A new group of Indian expatriates will travel to New Delhi to support the veteran activist Anna Hazare's hunger strike against government corruption.
Envoy advises Indians against Hazare protests
DUBAI // Two more men have been detained for organising a march in Dubai in support of the Indian activist Anna Hazare without permission.
A bail application lodged on behalf of three men already in custody over the march on Saturday was refused yesterday, according to prosecution sources.
More than 150 men, women and children took part in the late-evening three-kilometre walk at Al Mamzar beach carrying Indian flags and banners and wearing badges.
The Indian consulate cautioned its nationals yesterday against "public reactions to issues in India", and urged them to submit signed petitions instead.
"Sometimes, an emotive reaction encourages behaviour that falls foul of local laws and sensitivities," Sanjay Verma, the Indian consul general, wrote on the consulate's newly launched Facebook page.
"I do understand that many Indians here feel strongly about the protests in India. A simpler way of conveying concerns is by petitions."
A petition on the protests signed by 170 people and submitted to the consulate has been forwarded to the Indian prime minister's office.
Mr Hazare, whose methods have inspired comparisons with India's greatest leader, Mohandas Gandhi, is on an indefinite fast that began on August 16.
He is demanding that the Indian government adopt legislation that would make the judiciary and prime minister’s office subject to oversight by a new anti-corruption ombudsman.
On the Indian consulate’s Facebook page, Mr Verma wrote: “The world is shrinking. Happenings in India, whether it is the Cricket World Cup victory, natural calamities or movements, affect many of us with an intensity as if we were back home. The reaction to some developments in India makes many of us forget that we are in a foreign land.”
He said if people wanted to react publicly to issues back home, it should be done after “acknowledging local laws and other requirements”.
The consulate is in touch with the families of the arrested men. “The local law and legal process will determine the fate of those arrested,” Mr Verma said.
A second group of Indian expatriates will travel to New Delhi next week to join Mr Hazare’s protest. KK Sarachandra Bose, a lawyer in Dubai, said the contingent of non-resident Indians would be a part of “awakening the soul of India” with Mr Hazare.

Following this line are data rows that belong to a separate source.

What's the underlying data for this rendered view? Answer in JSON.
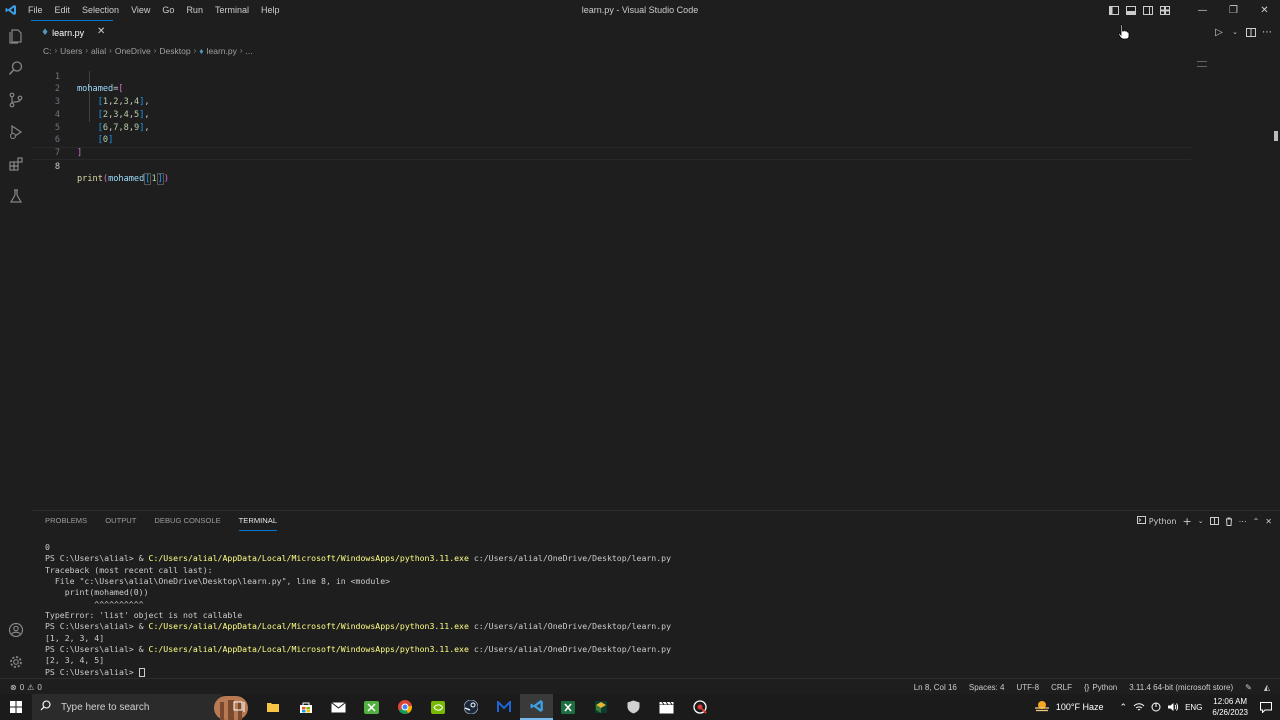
{
  "titlebar": {
    "menu": [
      "File",
      "Edit",
      "Selection",
      "View",
      "Go",
      "Run",
      "Terminal",
      "Help"
    ],
    "title": "learn.py - Visual Studio Code"
  },
  "tab": {
    "label": "learn.py"
  },
  "breadcrumb": [
    "C:",
    "Users",
    "alial",
    "OneDrive",
    "Desktop",
    "learn.py",
    "..."
  ],
  "editor": {
    "line_numbers": [
      "1",
      "2",
      "3",
      "4",
      "5",
      "6",
      "7",
      "8"
    ],
    "current_line": 8
  },
  "panel": {
    "tabs": [
      "PROBLEMS",
      "OUTPUT",
      "DEBUG CONSOLE",
      "TERMINAL"
    ],
    "active_tab": "TERMINAL",
    "shell_label": "Python",
    "terminal": [
      {
        "text": "0"
      },
      {
        "prompt": "PS C:\\Users\\alial> & ",
        "exe": "C:/Users/alial/AppData/Local/Microsoft/WindowsApps/python3.11.exe",
        "arg": " c:/Users/alial/OneDrive/Desktop/learn.py"
      },
      {
        "text": "Traceback (most recent call last):"
      },
      {
        "text": "  File \"c:\\Users\\alial\\OneDrive\\Desktop\\learn.py\", line 8, in <module>"
      },
      {
        "text": "    print(mohamed(0))"
      },
      {
        "text": "          ^^^^^^^^^^"
      },
      {
        "text": "TypeError: 'list' object is not callable"
      },
      {
        "prompt": "PS C:\\Users\\alial> & ",
        "exe": "C:/Users/alial/AppData/Local/Microsoft/WindowsApps/python3.11.exe",
        "arg": " c:/Users/alial/OneDrive/Desktop/learn.py"
      },
      {
        "text": "[1, 2, 3, 4]"
      },
      {
        "prompt": "PS C:\\Users\\alial> & ",
        "exe": "C:/Users/alial/AppData/Local/Microsoft/WindowsApps/python3.11.exe",
        "arg": " c:/Users/alial/OneDrive/Desktop/learn.py"
      },
      {
        "text": "[2, 3, 4, 5]"
      },
      {
        "text": "PS C:\\Users\\alial> ",
        "cursor": true
      }
    ]
  },
  "statusbar": {
    "problems": "0",
    "warnings": "0",
    "position": "Ln 8, Col 16",
    "spaces": "Spaces: 4",
    "encoding": "UTF-8",
    "eol": "CRLF",
    "language": "Python",
    "interpreter": "3.11.4 64-bit (microsoft store)"
  },
  "taskbar": {
    "search_placeholder": "Type here to search",
    "weather": "100°F Haze",
    "lang": "ENG",
    "time": "12:06 AM",
    "date": "6/26/2023"
  },
  "colors": {
    "accent": "#0078d4",
    "background": "#1e1e1e",
    "terminal_command": "#ffff85"
  }
}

“It is now or never. History will question us about our contribution to the second freedom struggle,” Mr Bose said. He urged more Indian nationals to join in what he described as an historic moment.
“We are doing this in relay. A group of ours will always be there,” said Mr Bose, who was detained by Delhi police in a stadium for a day last week with another expatriate and thousands of Indian residents.
He returned last week, and is expected to leave again with the group on Monday.
The first group of about 12 UAE expatriates arrived in India on August 16. Some joined the hunger strike to express their solidarity with the 73-year-old activist.
Mr Hazare vowed yesterday to continue his hunger strike, as the Indian government called an emergency all-party meeting and resolved to consider his anti-corruption bill. Mr Bose said he might cancel the visit by Indian nationals from the UAE if a compromise were reached and Mr Hazare ended his hunger strike.